“Mr. Starr,” Mitch said trying to keep his calm, “I need to have a word with you.”
“Of course,” Starr replied pleasantly, “and don’t call me Mr. Starr. Call me David.”
Mitch was angered by Starr’s friendliness, which he saw as hypocritical considering the phone call he knew Starr had made that morning. It seemed to Ogulewicz indicative of Starr’s arrogant belief that Mitch’s quick arrival at his office apparently meant that Mitch was coming to surrender.
“No thank you, Mr. Starr,” Mitch said, rejecting the offer of moving their relationship to a first name basis, “I don’t want to be too friendly with anyone who puts pressure on the place where I work in order to try to force me to vote their way! Frankly, I don’t appreciate the implied threat!”
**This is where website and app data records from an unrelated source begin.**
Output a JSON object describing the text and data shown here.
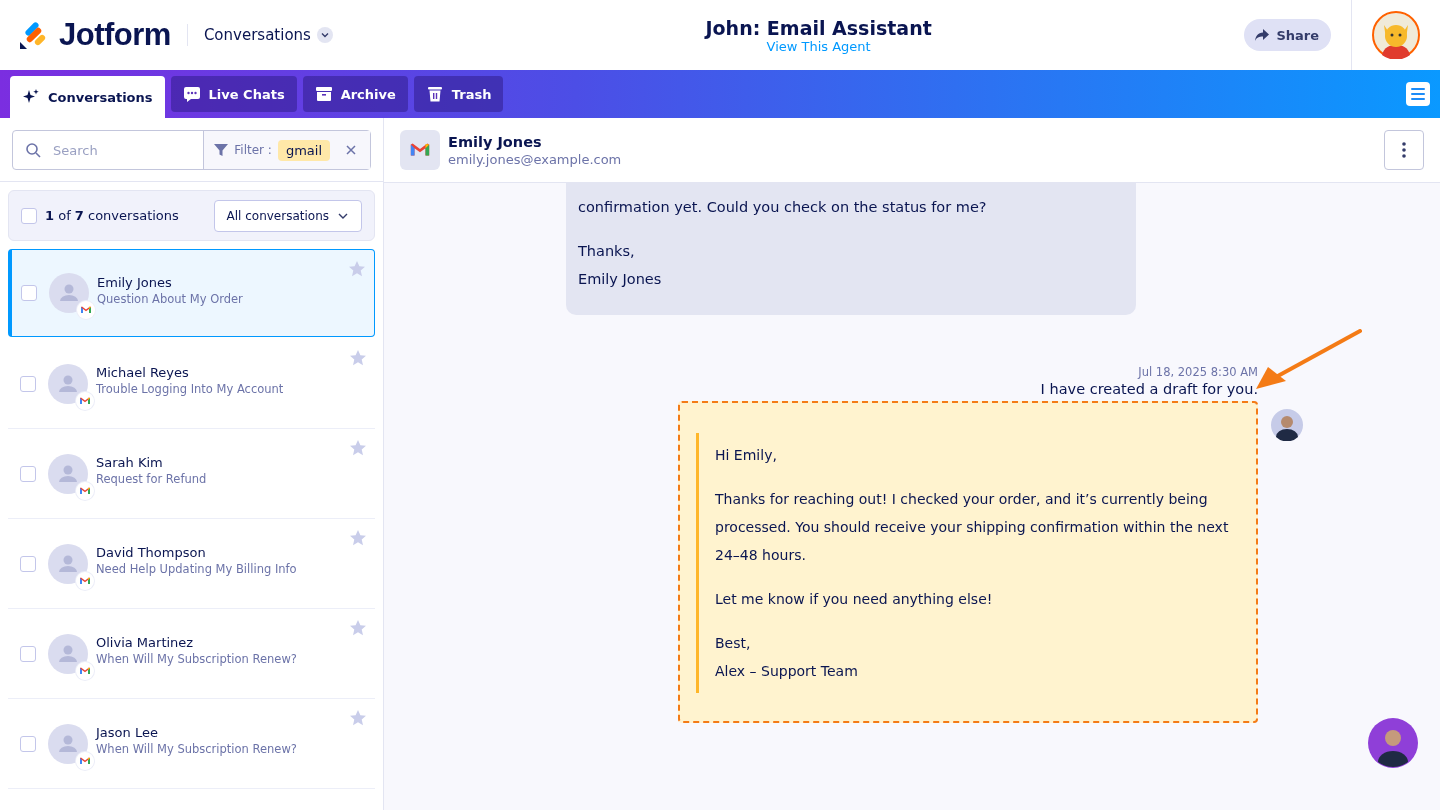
{
  "header": {
    "logo": "Jotform",
    "section_menu": "Conversations",
    "agent_title": "John: Email Assistant",
    "agent_link": "View This Agent",
    "share_button": "Share"
  },
  "tabs": [
    {
      "label": "Conversations",
      "kind": "sparkle",
      "selected": true
    },
    {
      "label": "Live Chats",
      "kind": "chat",
      "selected": false
    },
    {
      "label": "Archive",
      "kind": "archive",
      "selected": false
    },
    {
      "label": "Trash",
      "kind": "trash",
      "selected": false
    }
  ],
  "sidebar": {
    "search": {
      "placeholder": "Search"
    },
    "filter_label": "Filter :",
    "filter_value": "gmail",
    "select_all_checked": false,
    "summary": "**1** of **7** conversations",
    "view_dropdown": "All conversations",
    "conversations": [
      {
        "name": "Emily Jones",
        "subject": "Question About My Order",
        "selected": true,
        "checked": false,
        "starred": false
      },
      {
        "name": "Michael Reyes",
        "subject": "Trouble Logging Into My Account",
        "selected": false,
        "checked": false,
        "starred": false
      },
      {
        "name": "Sarah Kim",
        "subject": "Request for Refund",
        "selected": false,
        "checked": false,
        "starred": false
      },
      {
        "name": "David Thompson",
        "subject": "Need Help Updating My Billing Info",
        "selected": false,
        "checked": false,
        "starred": false
      },
      {
        "name": "Olivia Martinez",
        "subject": "When Will My Subscription Renew?",
        "selected": false,
        "checked": false,
        "starred": false
      },
      {
        "name": "Jason Lee",
        "subject": "When Will My Subscription Renew?",
        "selected": false,
        "checked": false,
        "starred": false
      }
    ]
  },
  "chat": {
    "contact_name": "Emily Jones",
    "contact_email": "emily.jones@example.com",
    "messages": [
      {
        "kind": "incoming",
        "paragraphs": [
          "confirmation yet. Could you check on the status for me?",
          "Thanks,\nEmily Jones"
        ]
      },
      {
        "kind": "agent",
        "time": "Jul 18, 2025 8:30 AM",
        "text": "I have created a draft for you.",
        "draft": [
          "Hi Emily,",
          "Thanks for reaching out! I checked your order, and it’s currently being processed. You should receive your shipping confirmation within the next 24–48 hours.",
          "Let me know if you need anything else!",
          "Best,\nAlex – Support Team"
        ]
      }
    ]
  }
}
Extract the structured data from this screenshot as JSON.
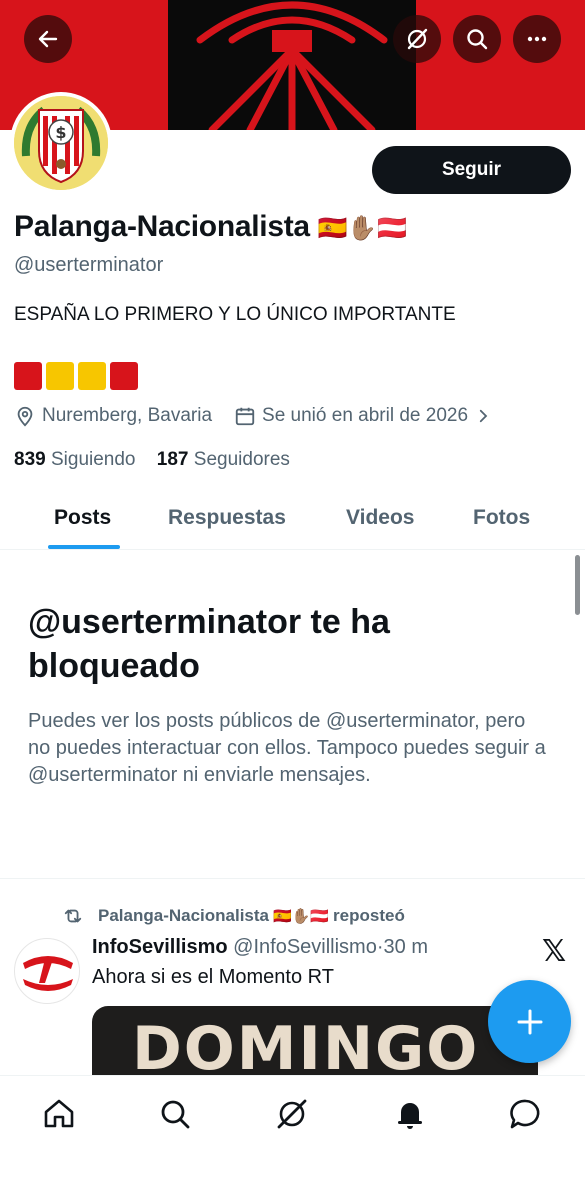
{
  "profile": {
    "name": "Palanga-Nacionalista",
    "name_emojis": "🇪🇸✋🏽🇦🇹",
    "handle": "@userterminator",
    "bio": "ESPAÑA LO PRIMERO Y LO ÚNICO IMPORTANTE",
    "square_colors": [
      "#d7141b",
      "#f7c600",
      "#f7c600",
      "#d7141b"
    ],
    "location": "Nuremberg, Bavaria",
    "joined": "Se unió en abril de 2026",
    "following_count": "839",
    "following_label": "Siguiendo",
    "followers_count": "187",
    "followers_label": "Seguidores",
    "follow_button": "Seguir"
  },
  "header_icons": [
    "back-arrow-icon",
    "grok-icon",
    "search-icon",
    "more-icon"
  ],
  "tabs": [
    {
      "label": "Posts",
      "active": true
    },
    {
      "label": "Respuestas",
      "active": false
    },
    {
      "label": "Videos",
      "active": false
    },
    {
      "label": "Fotos",
      "active": false
    }
  ],
  "blocked": {
    "title": "@userterminator te ha bloqueado",
    "message": "Puedes ver los posts públicos de @userterminator, pero no puedes interactuar con ellos. Tampoco puedes seguir a @userterminator ni enviarle mensajes."
  },
  "post": {
    "repost_by": "Palanga-Nacionalista",
    "repost_emojis": "🇪🇸✋🏽🇦🇹",
    "repost_suffix": "reposteó",
    "author_name": "InfoSevillismo",
    "author_handle": "@InfoSevillismo",
    "separator": "·",
    "time": "30 m",
    "text": "Ahora si es el Momento RT",
    "media_text": "DOMINGO"
  },
  "bottom_nav": [
    "home-icon",
    "search-icon",
    "grok-icon",
    "notifications-icon",
    "messages-icon"
  ],
  "colors": {
    "accent": "#1d9bf0",
    "banner_red": "#d7141b",
    "text": "#0f1419",
    "muted": "#536471"
  }
}
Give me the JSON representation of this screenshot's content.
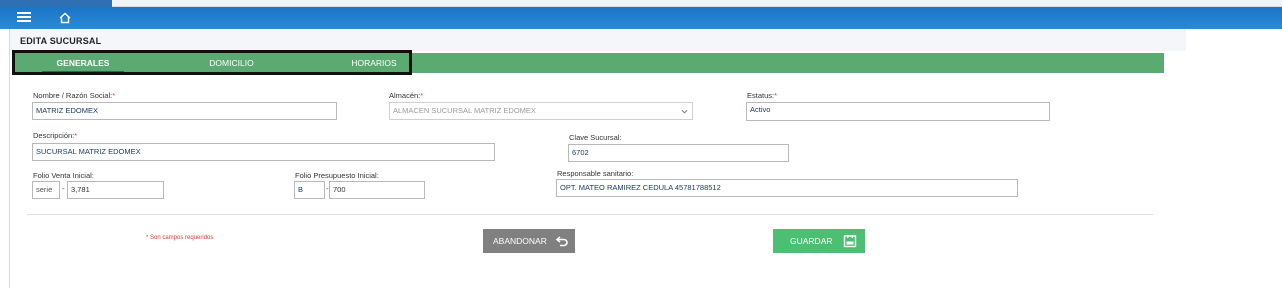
{
  "navbar": {
    "menu_icon": "menu-icon",
    "home_icon": "home-icon"
  },
  "page": {
    "title": "EDITA SUCURSAL"
  },
  "tabs": [
    {
      "label": "GENERALES",
      "active": true
    },
    {
      "label": "DOMICILIO",
      "active": false
    },
    {
      "label": "HORARIOS",
      "active": false
    }
  ],
  "form": {
    "required_mark": "*",
    "nombre": {
      "label": "Nombre / Razón Social:",
      "value": "MATRIZ EDOMEX"
    },
    "almacen": {
      "label": "Almacén:",
      "value": "ALMACEN SUCURSAL MATRIZ EDOMEX"
    },
    "estatus": {
      "label": "Estatus:",
      "value": "Activo"
    },
    "descripcion": {
      "label": "Descripción:",
      "value": "SUCURSAL MATRIZ EDOMEX"
    },
    "clave": {
      "label": "Clave Sucursal:",
      "value": "6702"
    },
    "folio_venta": {
      "label": "Folio Venta Inicial:",
      "prefix": "serie",
      "separator": "-",
      "value": "3,781"
    },
    "folio_presupuesto": {
      "label": "Folio Presupuesto Inicial:",
      "prefix": "B",
      "separator": "-",
      "value": "700"
    },
    "responsable": {
      "label": "Responsable sanitario:",
      "value": "OPT. MATEO RAMIREZ CEDULA 45781788512"
    },
    "required_note": "* Son campos requeridos"
  },
  "buttons": {
    "abandon": {
      "label": "ABANDONAR",
      "icon": "undo-icon"
    },
    "save": {
      "label": "GUARDAR",
      "icon": "save-icon"
    }
  },
  "colors": {
    "navbar": "#1a74c6",
    "tabbar": "#5aaa72",
    "save": "#4cbf72",
    "abandon": "#808080",
    "required": "#e53935"
  }
}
The expression on Starr's face revealed that the publisher was caught completely off-guard. At first Starr tried to deny that he had made the call, but Ogulewicz then asked why Walzak, whom he had known since they were youngsters growing up on Hungry Hill, would lie to him about such a matter. Still Starr continued to insist that he had not made the call. The conversation became very heated, with at one point Mitch’s voice becoming so loud that nearby employees gathered outside Starr’s office, concerned about the shouting they heard coming from inside. Mitch finally stormed out of Starr’s office in a rage, aware that what little friendly relationship he had ever had with Starr was now irreparably damaged.
Ironically, despite that ugly incident Mitch ended up voting for the hospital expansion anyway, eventually concluding that the medical needs of the community outweighed the resident’s objections. The other Councilors voted the same way, except for Betty Montori, and the measure passed 8 to 1. Montori suffered for her lone dissenting vote, when the Springfield Newspapers wrote a strident editorial calling for her defeat in the next election.
If Springfield could only have had more people of conviction like Betty Montori in public office, someone who was willing to stand up for what she believed no matter what the consequences, the city may never have fallen to its current state.
May she rest in peace.
Former Valley Advocate reporter and WNNZ radio host Al Giordano (above) was a friend of the late singer/songwriter Jeff Buckley. In fact Buckley's song The Sky is a Landfill is based on an essay written by Giordano. Al had this to say about Buckley's tragic death:
Jeff Buckley was a singer-songwriter with a voice of five octaves and the big heart of an authentic revolutionary. Jeff dedicated his life to telling the truth. His death by drowning in the Mississippi River in 1997 was pronounced “accidental.” Don’t believe it!
I was one of the last humans to see Jeff in New York City, on his way to the airport, to Memphis, where he was late in recording an album for Sony. The music company had fucked with him and his ability to tell the truth as he saw it. They wouldn’t let him choose his own producer. They imposed one on him: wanting to exploit his talent commercially, in violation of Jeff’s own vision.
Some months later, on the night before he was to begin recording at the gunpoint of a contract with Sony, as his bandmates were arriving by airplane, Jeff, drunk on wine, on the banks of the river where signs shout that the currents are dangerous and do not swim there, Jeff entered the river with his boots on: With his fucking boots on! He was last heard singing “Wanna whole lotta love” and then he sung no more....
Do you want to know how to kill an authentic journalist or a revolutionary? Do you want to know how to provoke a truth-seeker and truth-teller into taking his or her own life? Play a con game on him and her: that’s how.